Its two rechargeable batteries provide up to 8 hours of oxygen while operating at a typical patient setting of two (20 breaths per minute). See the chart below.
|Flow Setting||Rate of 20 BPM|
EverGo can deliver a maximum of 1050 ml/min. That is more oxygen per minute than any other portable concentrator available.
It is about the size of a camera bag or small carry-on bag.
12” L x 6” W x 8.5” H (30.5 cm L x 15.25 cm W x 21.6 cm H)
Your doctor can determine whether or not the EverGo portable concentrator is appropriate for you while you sleep. An overnight pulse oximetry test may be necessary to measure your oxygen saturation level while using EverGo at night.
A standard single-lumen nasal cannula and tubing (not supplied) should be used to deliver oxygen from EverGo. The device works with cannula tubing up to 30 ft. (9.1 m).
All product operation occurs via an easy-to-read, simple-to-operate touch screen interface. The touch screen is a back-lit liquid crystal display (LCD) located on the top of EverGo.
EverGo’s two-battery system helps to ensure long operation duration times. For example, at a setting of 2 and 20 breaths per minute (BPM) with 2 fully charged batteries, the device can be expected to run for 8 hours. Under similar conditions at a setting of 4, 5, or 6, it can run for 4 hours.
Up to 8,000 feet (2450 meters)
The only patient maintenance required is to clean the air inlet filter once a week and the EverGo case as needed.
|Typical New Power Cartridge Duration-Of-Use (Battery)|
|Flow Setting||Continuous Flow Mode (LPM)||Pulse Flow Mode (Setting)|
|1.0||3.7 hours||4.4 hours|
|2.0||1.8 hours||3.6 hours|
|3.0||1.3 hours||3.0 hours|
That’s a very important question. The FAA ruling states that you would need “….FAA-approved POC to bring an adequate number of fully charged batteries onboard to operate the device for not less than 150% of the expected maximum flight duration.” Page 21 of DOT-OST-2004-19482-1300
We rent several different models of portable oxygen concentrators (POCs) for periods from a week to months.
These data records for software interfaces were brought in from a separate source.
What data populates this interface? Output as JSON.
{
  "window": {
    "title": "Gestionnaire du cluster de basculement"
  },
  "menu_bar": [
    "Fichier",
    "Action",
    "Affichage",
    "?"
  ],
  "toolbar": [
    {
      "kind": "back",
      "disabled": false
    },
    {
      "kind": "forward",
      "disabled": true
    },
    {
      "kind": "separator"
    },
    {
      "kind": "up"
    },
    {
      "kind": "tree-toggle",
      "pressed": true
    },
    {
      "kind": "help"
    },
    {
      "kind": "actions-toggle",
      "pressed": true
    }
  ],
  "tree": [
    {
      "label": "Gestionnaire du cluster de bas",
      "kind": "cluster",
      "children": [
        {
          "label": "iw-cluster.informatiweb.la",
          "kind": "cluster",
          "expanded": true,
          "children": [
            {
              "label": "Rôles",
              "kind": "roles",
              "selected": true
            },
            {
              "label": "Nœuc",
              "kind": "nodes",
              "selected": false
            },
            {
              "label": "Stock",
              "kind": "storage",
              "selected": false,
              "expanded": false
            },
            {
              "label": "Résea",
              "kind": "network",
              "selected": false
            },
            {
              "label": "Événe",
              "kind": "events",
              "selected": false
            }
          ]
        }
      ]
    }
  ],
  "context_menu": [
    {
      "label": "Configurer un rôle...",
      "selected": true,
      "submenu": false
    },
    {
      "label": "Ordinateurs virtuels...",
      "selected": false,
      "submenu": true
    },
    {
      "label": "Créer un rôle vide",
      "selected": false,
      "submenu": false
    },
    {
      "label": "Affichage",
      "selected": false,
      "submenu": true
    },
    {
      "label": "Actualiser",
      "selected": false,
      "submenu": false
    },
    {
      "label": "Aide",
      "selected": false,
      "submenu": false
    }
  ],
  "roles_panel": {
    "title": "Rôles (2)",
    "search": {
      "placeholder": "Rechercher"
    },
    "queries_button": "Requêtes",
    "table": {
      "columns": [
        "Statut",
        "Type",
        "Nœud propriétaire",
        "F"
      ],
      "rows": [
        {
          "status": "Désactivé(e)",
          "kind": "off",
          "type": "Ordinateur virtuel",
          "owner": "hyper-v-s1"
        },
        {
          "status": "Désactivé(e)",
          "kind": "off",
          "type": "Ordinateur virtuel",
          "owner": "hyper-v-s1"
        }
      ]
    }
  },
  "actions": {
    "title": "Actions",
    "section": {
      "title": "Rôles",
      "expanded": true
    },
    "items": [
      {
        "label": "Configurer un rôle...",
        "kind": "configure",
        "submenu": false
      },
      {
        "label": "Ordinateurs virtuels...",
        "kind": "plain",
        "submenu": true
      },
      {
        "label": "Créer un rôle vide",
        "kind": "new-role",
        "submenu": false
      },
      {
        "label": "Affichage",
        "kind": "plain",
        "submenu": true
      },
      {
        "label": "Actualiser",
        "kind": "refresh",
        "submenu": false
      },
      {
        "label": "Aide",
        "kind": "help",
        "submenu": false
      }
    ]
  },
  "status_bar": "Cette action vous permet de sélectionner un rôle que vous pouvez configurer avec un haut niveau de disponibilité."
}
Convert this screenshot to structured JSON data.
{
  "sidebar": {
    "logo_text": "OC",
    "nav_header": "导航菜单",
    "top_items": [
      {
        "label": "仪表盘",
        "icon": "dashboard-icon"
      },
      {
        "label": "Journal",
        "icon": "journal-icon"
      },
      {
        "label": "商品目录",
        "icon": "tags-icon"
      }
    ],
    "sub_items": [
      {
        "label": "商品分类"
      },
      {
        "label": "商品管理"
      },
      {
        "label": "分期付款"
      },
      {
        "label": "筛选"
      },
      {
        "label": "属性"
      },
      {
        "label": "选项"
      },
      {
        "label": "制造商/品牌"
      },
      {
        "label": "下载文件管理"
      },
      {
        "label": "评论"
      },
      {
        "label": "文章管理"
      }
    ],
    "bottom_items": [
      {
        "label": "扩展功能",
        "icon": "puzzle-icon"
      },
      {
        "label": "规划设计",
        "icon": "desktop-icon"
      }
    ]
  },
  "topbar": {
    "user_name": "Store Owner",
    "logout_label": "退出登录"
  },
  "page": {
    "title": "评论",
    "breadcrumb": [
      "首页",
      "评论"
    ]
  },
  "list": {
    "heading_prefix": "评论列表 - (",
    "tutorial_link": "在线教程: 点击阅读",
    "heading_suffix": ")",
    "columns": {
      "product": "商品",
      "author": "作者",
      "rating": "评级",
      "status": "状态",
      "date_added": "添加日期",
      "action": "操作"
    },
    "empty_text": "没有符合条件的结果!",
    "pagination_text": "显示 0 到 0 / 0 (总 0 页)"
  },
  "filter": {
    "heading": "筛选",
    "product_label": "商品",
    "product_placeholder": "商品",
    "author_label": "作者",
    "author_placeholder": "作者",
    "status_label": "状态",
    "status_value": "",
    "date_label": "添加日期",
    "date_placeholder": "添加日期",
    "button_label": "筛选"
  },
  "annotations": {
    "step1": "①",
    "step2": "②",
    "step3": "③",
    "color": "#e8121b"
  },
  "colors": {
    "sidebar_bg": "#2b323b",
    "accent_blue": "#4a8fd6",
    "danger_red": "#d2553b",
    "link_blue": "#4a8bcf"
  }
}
Every rental includes 24-hour access to respiratory therapists and board-certified physicians. And we can deliver these units to you FAST!
Did you know? With the FAA ruling, airlines require that you must have 150% of your flight time in battery time. So with a six hour flight, you would need nine hours of battery time. Call us with any questions at 877-736-8691
President & Ceo of Oxygen To Go and Mr. Jimmy Nelson
On April 6, 2006 with the assistance of equipment provided by Oxygen To Go we successfully flew on NWA from Bradenton/Sarasota, Fl. to Syracuse, NY.
Madelyn’s normal oxygen level is at 3L all the time.(24/7) The ocimeter provided was one of the most valuable pieces of equipment provided. I read all the info, talked to Mr. Nelson and felt very confident I could do it right. Madelyn’s blood oxygen level is around 95 on the ground. She started dropping to 80/82 once we started to climb. I increased the flow as we reached 30,0000 feet. She was at 4.5L and oxygen level of 90 for 2 1/2 hours. When we started to descend and ready to land I did the reverse. Madelyn was back to 3L and a level of 92 once we landed. I did this procedure twice that day.
We did test the equipment before the flight. I did not want any surprises. It all worked like a charm. We even found electrical outlets at the airport so we could charge the batteries. a few people were very interested so I gave them your WEB address and Mr. Nelson’s name. I met one women who wanted just a few minutes of oxygen, guess what my answer was. The professionalism and caring attitude of Jimmy Nelson was outstanding. I would give him an A+. He made me feel like I knew what I was doing; with the help of Jimmy, this humble person, paddled Madelyn all the was to Syracuse.
I really could ramble on and on and on about how great your equipment works. Should you ever need me to ramble on to a potential customer please do not hesitate to ask.
Thanks for exceptional service.